━━ Data for this exercise ━━
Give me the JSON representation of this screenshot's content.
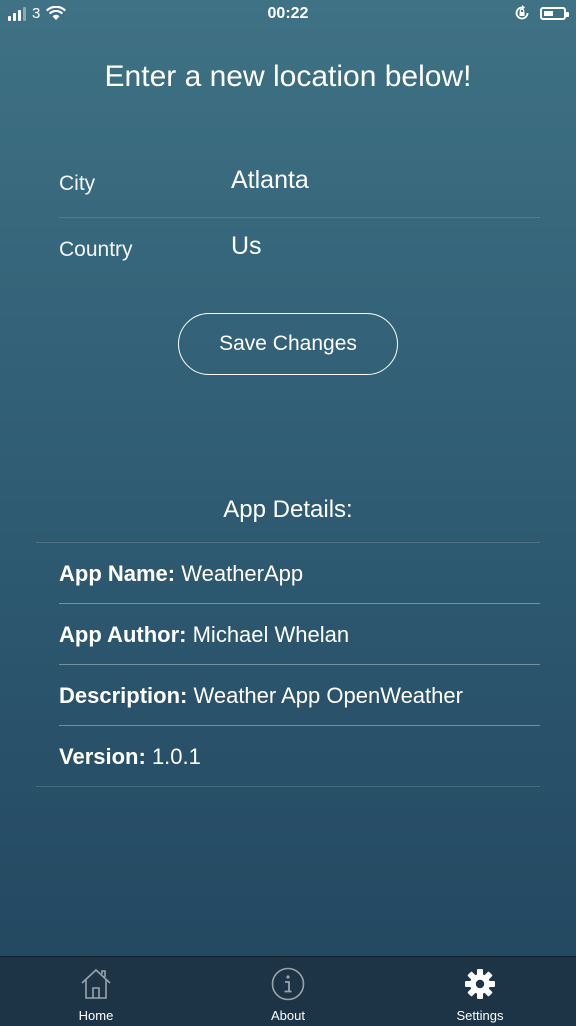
{
  "status_bar": {
    "carrier": "3",
    "time": "00:22"
  },
  "location_form": {
    "title": "Enter a new location below!",
    "city_label": "City",
    "city_value": "Atlanta",
    "country_label": "Country",
    "country_value": "Us",
    "save_label": "Save Changes"
  },
  "app_details": {
    "heading": "App Details:",
    "rows": [
      {
        "key": "App Name:",
        "value": "WeatherApp"
      },
      {
        "key": "App Author:",
        "value": "Michael Whelan"
      },
      {
        "key": "Description:",
        "value": "Weather App OpenWeather"
      },
      {
        "key": "Version:",
        "value": "1.0.1"
      }
    ]
  },
  "tab_bar": {
    "tabs": [
      {
        "label": "Home",
        "icon": "home-icon",
        "active": false
      },
      {
        "label": "About",
        "icon": "info-icon",
        "active": false
      },
      {
        "label": "Settings",
        "icon": "gear-icon",
        "active": true
      }
    ]
  }
}
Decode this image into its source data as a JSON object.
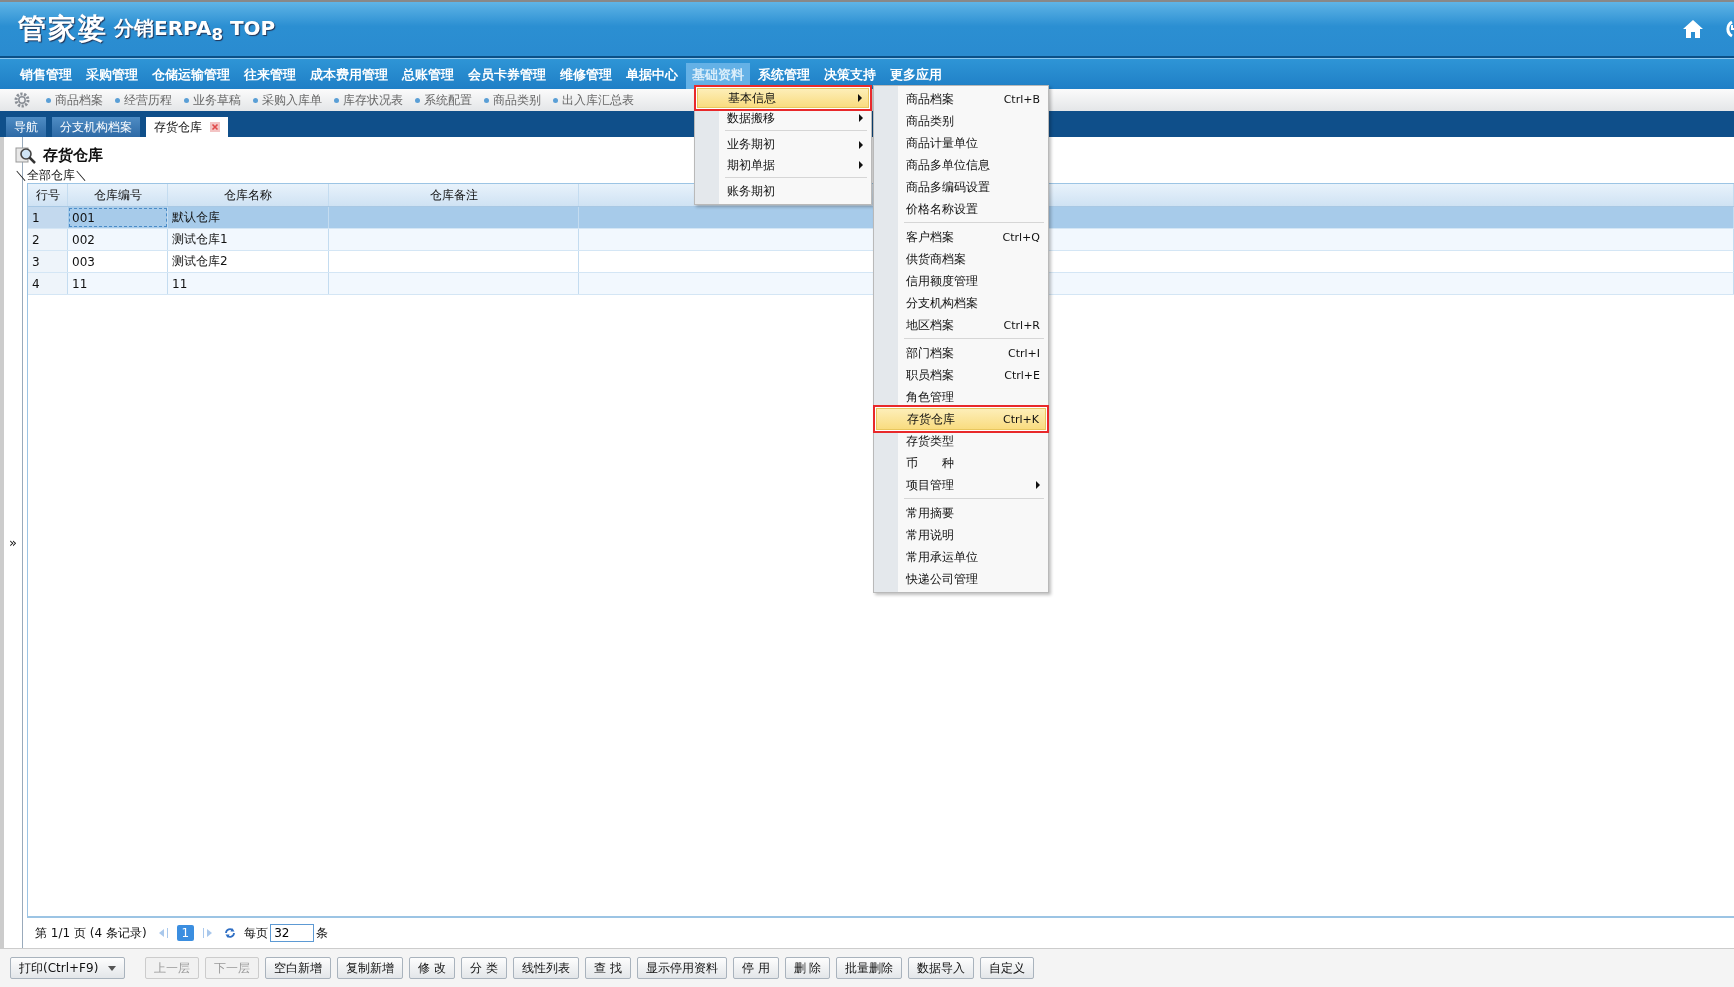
{
  "header": {
    "logo": "管家婆",
    "product": "分销ERPA$_{8}$ TOP"
  },
  "menu_bar": [
    {
      "label": "销售管理",
      "selected": false
    },
    {
      "label": "采购管理",
      "selected": false
    },
    {
      "label": "仓储运输管理",
      "selected": false
    },
    {
      "label": "往来管理",
      "selected": false
    },
    {
      "label": "成本费用管理",
      "selected": false
    },
    {
      "label": "总账管理",
      "selected": false
    },
    {
      "label": "会员卡券管理",
      "selected": false
    },
    {
      "label": "维修管理",
      "selected": false
    },
    {
      "label": "单据中心",
      "selected": false
    },
    {
      "label": "基础资料",
      "selected": true
    },
    {
      "label": "系统管理",
      "selected": false
    },
    {
      "label": "决策支持",
      "selected": false
    },
    {
      "label": "更多应用",
      "selected": false
    }
  ],
  "quick_links": [
    "商品档案",
    "经营历程",
    "业务草稿",
    "采购入库单",
    "库存状况表",
    "系统配置",
    "商品类别",
    "出入库汇总表"
  ],
  "tabs": [
    {
      "label": "导航",
      "selected": false,
      "closable": false
    },
    {
      "label": "分支机构档案",
      "selected": false,
      "closable": false
    },
    {
      "label": "存货仓库",
      "selected": true,
      "closable": true
    }
  ],
  "page": {
    "title": "存货仓库",
    "breadcrumb": "＼全部仓库＼"
  },
  "table": {
    "columns": [
      "行号",
      "仓库编号",
      "仓库名称",
      "仓库备注"
    ],
    "rows": [
      {
        "no": "1",
        "code": "001",
        "name": "默认仓库",
        "selected": true
      },
      {
        "no": "2",
        "code": "002",
        "name": "测试仓库1",
        "selected": false
      },
      {
        "no": "3",
        "code": "003",
        "name": "测试仓库2",
        "selected": false
      },
      {
        "no": "4",
        "code": "11",
        "name": "11",
        "selected": false
      }
    ]
  },
  "side_toggle": "»",
  "pagination": {
    "summary": "第  1/1 页  (4 条记录)",
    "page": "1",
    "per_page_label": "每页",
    "per_page": "32",
    "unit": "条"
  },
  "toolbar": [
    {
      "label": "打印(Ctrl+F9)",
      "kind": "dropdown",
      "disabled": false
    },
    {
      "label": "上一层",
      "kind": "button",
      "disabled": true
    },
    {
      "label": "下一层",
      "kind": "button",
      "disabled": true
    },
    {
      "label": "空白新增",
      "kind": "button",
      "disabled": false
    },
    {
      "label": "复制新增",
      "kind": "button",
      "disabled": false
    },
    {
      "label": "修 改",
      "kind": "button",
      "disabled": false
    },
    {
      "label": "分 类",
      "kind": "button",
      "disabled": false
    },
    {
      "label": "线性列表",
      "kind": "button",
      "disabled": false
    },
    {
      "label": "查 找",
      "kind": "button",
      "disabled": false
    },
    {
      "label": "显示停用资料",
      "kind": "button",
      "disabled": false
    },
    {
      "label": "停 用",
      "kind": "button",
      "disabled": false
    },
    {
      "label": "删 除",
      "kind": "button",
      "disabled": false
    },
    {
      "label": "批量删除",
      "kind": "button",
      "disabled": false
    },
    {
      "label": "数据导入",
      "kind": "button",
      "disabled": false
    },
    {
      "label": "自定义",
      "kind": "button",
      "disabled": false
    }
  ],
  "menu": [
    {
      "label": "基本信息",
      "selected": true,
      "outlined": true,
      "arrow": true,
      "separator_before": false
    },
    {
      "label": "数据搬移",
      "selected": false,
      "outlined": false,
      "arrow": true,
      "separator_before": false
    },
    {
      "label": "业务期初",
      "selected": false,
      "outlined": false,
      "arrow": true,
      "separator_before": true
    },
    {
      "label": "期初单据",
      "selected": false,
      "outlined": false,
      "arrow": true,
      "separator_before": false
    },
    {
      "label": "账务期初",
      "selected": false,
      "outlined": false,
      "arrow": false,
      "separator_before": true
    }
  ],
  "submenu": [
    {
      "label": "商品档案",
      "shortcut": "Ctrl+B",
      "selected": false,
      "outlined": false,
      "arrow": false,
      "separator_before": false
    },
    {
      "label": "商品类别",
      "selected": false,
      "outlined": false,
      "arrow": false,
      "separator_before": false
    },
    {
      "label": "商品计量单位",
      "selected": false,
      "outlined": false,
      "arrow": false,
      "separator_before": false
    },
    {
      "label": "商品多单位信息",
      "selected": false,
      "outlined": false,
      "arrow": false,
      "separator_before": false
    },
    {
      "label": "商品多编码设置",
      "selected": false,
      "outlined": false,
      "arrow": false,
      "separator_before": false
    },
    {
      "label": "价格名称设置",
      "selected": false,
      "outlined": false,
      "arrow": false,
      "separator_before": false
    },
    {
      "label": "客户档案",
      "shortcut": "Ctrl+Q",
      "selected": false,
      "outlined": false,
      "arrow": false,
      "separator_before": true
    },
    {
      "label": "供货商档案",
      "selected": false,
      "outlined": false,
      "arrow": false,
      "separator_before": false
    },
    {
      "label": "信用额度管理",
      "selected": false,
      "outlined": false,
      "arrow": false,
      "separator_before": false
    },
    {
      "label": "分支机构档案",
      "selected": false,
      "outlined": false,
      "arrow": false,
      "separator_before": false
    },
    {
      "label": "地区档案",
      "shortcut": "Ctrl+R",
      "selected": false,
      "outlined": false,
      "arrow": false,
      "separator_before": false
    },
    {
      "label": "部门档案",
      "shortcut": "Ctrl+I",
      "selected": false,
      "outlined": false,
      "arrow": false,
      "separator_before": true
    },
    {
      "label": "职员档案",
      "shortcut": "Ctrl+E",
      "selected": false,
      "outlined": false,
      "arrow": false,
      "separator_before": false
    },
    {
      "label": "角色管理",
      "selected": false,
      "outlined": false,
      "arrow": false,
      "separator_before": false
    },
    {
      "label": "存货仓库",
      "shortcut": "Ctrl+K",
      "selected": true,
      "outlined": true,
      "arrow": false,
      "separator_before": false
    },
    {
      "label": "存货类型",
      "selected": false,
      "outlined": false,
      "arrow": false,
      "separator_before": false
    },
    {
      "label": "币　　种",
      "selected": false,
      "outlined": false,
      "arrow": false,
      "separator_before": false
    },
    {
      "label": "项目管理",
      "selected": false,
      "outlined": false,
      "arrow": true,
      "separator_before": false
    },
    {
      "label": "常用摘要",
      "selected": false,
      "outlined": false,
      "arrow": false,
      "separator_before": true
    },
    {
      "label": "常用说明",
      "selected": false,
      "outlined": false,
      "arrow": false,
      "separator_before": false
    },
    {
      "label": "常用承运单位",
      "selected": false,
      "outlined": false,
      "arrow": false,
      "separator_before": false
    },
    {
      "label": "快递公司管理",
      "selected": false,
      "outlined": false,
      "arrow": false,
      "separator_before": false
    }
  ]
}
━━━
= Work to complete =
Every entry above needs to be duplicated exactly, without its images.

= Reply =
Give me the JSON representation of this screenshot's content.
{
  "status_bar": {
    "carrier": "3",
    "time": "00:22"
  },
  "location_form": {
    "title": "Enter a new location below!",
    "city_label": "City",
    "city_value": "Atlanta",
    "country_label": "Country",
    "country_value": "Us",
    "save_label": "Save Changes"
  },
  "app_details": {
    "heading": "App Details:",
    "rows": [
      {
        "key": "App Name:",
        "value": "WeatherApp"
      },
      {
        "key": "App Author:",
        "value": "Michael Whelan"
      },
      {
        "key": "Description:",
        "value": "Weather App OpenWeather"
      },
      {
        "key": "Version:",
        "value": "1.0.1"
      }
    ]
  },
  "tab_bar": {
    "tabs": [
      {
        "label": "Home",
        "icon": "home-icon",
        "active": false
      },
      {
        "label": "About",
        "icon": "info-icon",
        "active": false
      },
      {
        "label": "Settings",
        "icon": "gear-icon",
        "active": true
      }
    ]
  }
}
Decode this image into its source data as a JSON object.
{
  "header": {
    "logo": "管家婆",
    "product": "分销ERPA$_{8}$ TOP"
  },
  "menu_bar": [
    {
      "label": "销售管理",
      "selected": false
    },
    {
      "label": "采购管理",
      "selected": false
    },
    {
      "label": "仓储运输管理",
      "selected": false
    },
    {
      "label": "往来管理",
      "selected": false
    },
    {
      "label": "成本费用管理",
      "selected": false
    },
    {
      "label": "总账管理",
      "selected": false
    },
    {
      "label": "会员卡券管理",
      "selected": false
    },
    {
      "label": "维修管理",
      "selected": false
    },
    {
      "label": "单据中心",
      "selected": false
    },
    {
      "label": "基础资料",
      "selected": true
    },
    {
      "label": "系统管理",
      "selected": false
    },
    {
      "label": "决策支持",
      "selected": false
    },
    {
      "label": "更多应用",
      "selected": false
    }
  ],
  "quick_links": [
    "商品档案",
    "经营历程",
    "业务草稿",
    "采购入库单",
    "库存状况表",
    "系统配置",
    "商品类别",
    "出入库汇总表"
  ],
  "tabs": [
    {
      "label": "导航",
      "selected": false,
      "closable": false
    },
    {
      "label": "分支机构档案",
      "selected": false,
      "closable": false
    },
    {
      "label": "存货仓库",
      "selected": true,
      "closable": true
    }
  ],
  "page": {
    "title": "存货仓库",
    "breadcrumb": "＼全部仓库＼"
  },
  "table": {
    "columns": [
      "行号",
      "仓库编号",
      "仓库名称",
      "仓库备注"
    ],
    "rows": [
      {
        "no": "1",
        "code": "001",
        "name": "默认仓库",
        "selected": true
      },
      {
        "no": "2",
        "code": "002",
        "name": "测试仓库1",
        "selected": false
      },
      {
        "no": "3",
        "code": "003",
        "name": "测试仓库2",
        "selected": false
      },
      {
        "no": "4",
        "code": "11",
        "name": "11",
        "selected": false
      }
    ]
  },
  "side_toggle": "»",
  "pagination": {
    "summary": "第  1/1 页  (4 条记录)",
    "page": "1",
    "per_page_label": "每页",
    "per_page": "32",
    "unit": "条"
  },
  "toolbar": [
    {
      "label": "打印(Ctrl+F9)",
      "kind": "dropdown",
      "disabled": false
    },
    {
      "label": "上一层",
      "kind": "button",
      "disabled": true
    },
    {
      "label": "下一层",
      "kind": "button",
      "disabled": true
    },
    {
      "label": "空白新增",
      "kind": "button",
      "disabled": false
    },
    {
      "label": "复制新增",
      "kind": "button",
      "disabled": false
    },
    {
      "label": "修 改",
      "kind": "button",
      "disabled": false
    },
    {
      "label": "分 类",
      "kind": "button",
      "disabled": false
    },
    {
      "label": "线性列表",
      "kind": "button",
      "disabled": false
    },
    {
      "label": "查 找",
      "kind": "button",
      "disabled": false
    },
    {
      "label": "显示停用资料",
      "kind": "button",
      "disabled": false
    },
    {
      "label": "停 用",
      "kind": "button",
      "disabled": false
    },
    {
      "label": "删 除",
      "kind": "button",
      "disabled": false
    },
    {
      "label": "批量删除",
      "kind": "button",
      "disabled": false
    },
    {
      "label": "数据导入",
      "kind": "button",
      "disabled": false
    },
    {
      "label": "自定义",
      "kind": "button",
      "disabled": false
    }
  ],
  "menu": [
    {
      "label": "基本信息",
      "selected": true,
      "outlined": true,
      "arrow": true,
      "separator_before": false
    },
    {
      "label": "数据搬移",
      "selected": false,
      "outlined": false,
      "arrow": true,
      "separator_before": false
    },
    {
      "label": "业务期初",
      "selected": false,
      "outlined": false,
      "arrow": true,
      "separator_before": true
    },
    {
      "label": "期初单据",
      "selected": false,
      "outlined": false,
      "arrow": true,
      "separator_before": false
    },
    {
      "label": "账务期初",
      "selected": false,
      "outlined": false,
      "arrow": false,
      "separator_before": true
    }
  ],
  "submenu": [
    {
      "label": "商品档案",
      "shortcut": "Ctrl+B",
      "selected": false,
      "outlined": false,
      "arrow": false,
      "separator_before": false
    },
    {
      "label": "商品类别",
      "selected": false,
      "outlined": false,
      "arrow": false,
      "separator_before": false
    },
    {
      "label": "商品计量单位",
      "selected": false,
      "outlined": false,
      "arrow": false,
      "separator_before": false
    },
    {
      "label": "商品多单位信息",
      "selected": false,
      "outlined": false,
      "arrow": false,
      "separator_before": false
    },
    {
      "label": "商品多编码设置",
      "selected": false,
      "outlined": false,
      "arrow": false,
      "separator_before": false
    },
    {
      "label": "价格名称设置",
      "selected": false,
      "outlined": false,
      "arrow": false,
      "separator_before": false
    },
    {
      "label": "客户档案",
      "shortcut": "Ctrl+Q",
      "selected": false,
      "outlined": false,
      "arrow": false,
      "separator_before": true
    },
    {
      "label": "供货商档案",
      "selected": false,
      "outlined": false,
      "arrow": false,
      "separator_before": false
    },
    {
      "label": "信用额度管理",
      "selected": false,
      "outlined": false,
      "arrow": false,
      "separator_before": false
    },
    {
      "label": "分支机构档案",
      "selected": false,
      "outlined": false,
      "arrow": false,
      "separator_before": false
    },
    {
      "label": "地区档案",
      "shortcut": "Ctrl+R",
      "selected": false,
      "outlined": false,
      "arrow": false,
      "separator_before": false
    },
    {
      "label": "部门档案",
      "shortcut": "Ctrl+I",
      "selected": false,
      "outlined": false,
      "arrow": false,
      "separator_before": true
    },
    {
      "label": "职员档案",
      "shortcut": "Ctrl+E",
      "selected": false,
      "outlined": false,
      "arrow": false,
      "separator_before": false
    },
    {
      "label": "角色管理",
      "selected": false,
      "outlined": false,
      "arrow": false,
      "separator_before": false
    },
    {
      "label": "存货仓库",
      "shortcut": "Ctrl+K",
      "selected": true,
      "outlined": true,
      "arrow": false,
      "separator_before": false
    },
    {
      "label": "存货类型",
      "selected": false,
      "outlined": false,
      "arrow": false,
      "separator_before": false
    },
    {
      "label": "币　　种",
      "selected": false,
      "outlined": false,
      "arrow": false,
      "separator_before": false
    },
    {
      "label": "项目管理",
      "selected": false,
      "outlined": false,
      "arrow": true,
      "separator_before": false
    },
    {
      "label": "常用摘要",
      "selected": false,
      "outlined": false,
      "arrow": false,
      "separator_before": true
    },
    {
      "label": "常用说明",
      "selected": false,
      "outlined": false,
      "arrow": false,
      "separator_before": false
    },
    {
      "label": "常用承运单位",
      "selected": false,
      "outlined": false,
      "arrow": false,
      "separator_before": false
    },
    {
      "label": "快递公司管理",
      "selected": false,
      "outlined": false,
      "arrow": false,
      "separator_before": false
    }
  ]
}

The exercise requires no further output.